Items from an interface collection
Segment Open
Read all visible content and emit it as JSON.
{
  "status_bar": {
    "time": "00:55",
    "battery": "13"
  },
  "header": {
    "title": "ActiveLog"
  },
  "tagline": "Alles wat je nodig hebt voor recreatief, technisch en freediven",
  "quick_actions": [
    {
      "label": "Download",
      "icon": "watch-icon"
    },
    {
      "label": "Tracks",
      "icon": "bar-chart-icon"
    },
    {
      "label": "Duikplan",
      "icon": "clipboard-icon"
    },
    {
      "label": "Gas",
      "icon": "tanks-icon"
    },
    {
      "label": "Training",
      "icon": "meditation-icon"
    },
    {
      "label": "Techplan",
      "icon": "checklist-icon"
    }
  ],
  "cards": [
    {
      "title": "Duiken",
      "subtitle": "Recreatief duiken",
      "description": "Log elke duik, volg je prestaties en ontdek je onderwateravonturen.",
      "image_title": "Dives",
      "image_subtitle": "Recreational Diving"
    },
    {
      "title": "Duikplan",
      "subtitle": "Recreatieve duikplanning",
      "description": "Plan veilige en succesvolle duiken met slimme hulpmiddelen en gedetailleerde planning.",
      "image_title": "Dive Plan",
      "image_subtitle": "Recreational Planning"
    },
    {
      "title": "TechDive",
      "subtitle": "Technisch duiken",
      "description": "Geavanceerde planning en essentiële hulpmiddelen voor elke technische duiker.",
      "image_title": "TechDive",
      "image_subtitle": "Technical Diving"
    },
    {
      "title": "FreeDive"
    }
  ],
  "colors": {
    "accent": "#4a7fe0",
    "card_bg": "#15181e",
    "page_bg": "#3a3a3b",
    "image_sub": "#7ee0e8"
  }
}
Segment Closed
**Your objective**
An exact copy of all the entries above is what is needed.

**Task answer**
Read all visible content and emit it as JSON.
{
  "status_bar": {
    "time": "00:55",
    "battery": "13"
  },
  "header": {
    "title": "ActiveLog"
  },
  "tagline": "Alles wat je nodig hebt voor recreatief, technisch en freediven",
  "quick_actions": [
    {
      "label": "Download",
      "icon": "watch-icon"
    },
    {
      "label": "Tracks",
      "icon": "bar-chart-icon"
    },
    {
      "label": "Duikplan",
      "icon": "clipboard-icon"
    },
    {
      "label": "Gas",
      "icon": "tanks-icon"
    },
    {
      "label": "Training",
      "icon": "meditation-icon"
    },
    {
      "label": "Techplan",
      "icon": "checklist-icon"
    }
  ],
  "cards": [
    {
      "title": "Duiken",
      "subtitle": "Recreatief duiken",
      "description": "Log elke duik, volg je prestaties en ontdek je onderwateravonturen.",
      "image_title": "Dives",
      "image_subtitle": "Recreational Diving"
    },
    {
      "title": "Duikplan",
      "subtitle": "Recreatieve duikplanning",
      "description": "Plan veilige en succesvolle duiken met slimme hulpmiddelen en gedetailleerde planning.",
      "image_title": "Dive Plan",
      "image_subtitle": "Recreational Planning"
    },
    {
      "title": "TechDive",
      "subtitle": "Technisch duiken",
      "description": "Geavanceerde planning en essentiële hulpmiddelen voor elke technische duiker.",
      "image_title": "TechDive",
      "image_subtitle": "Technical Diving"
    },
    {
      "title": "FreeDive"
    }
  ],
  "colors": {
    "accent": "#4a7fe0",
    "card_bg": "#15181e",
    "page_bg": "#3a3a3b",
    "image_sub": "#7ee0e8"
  }
}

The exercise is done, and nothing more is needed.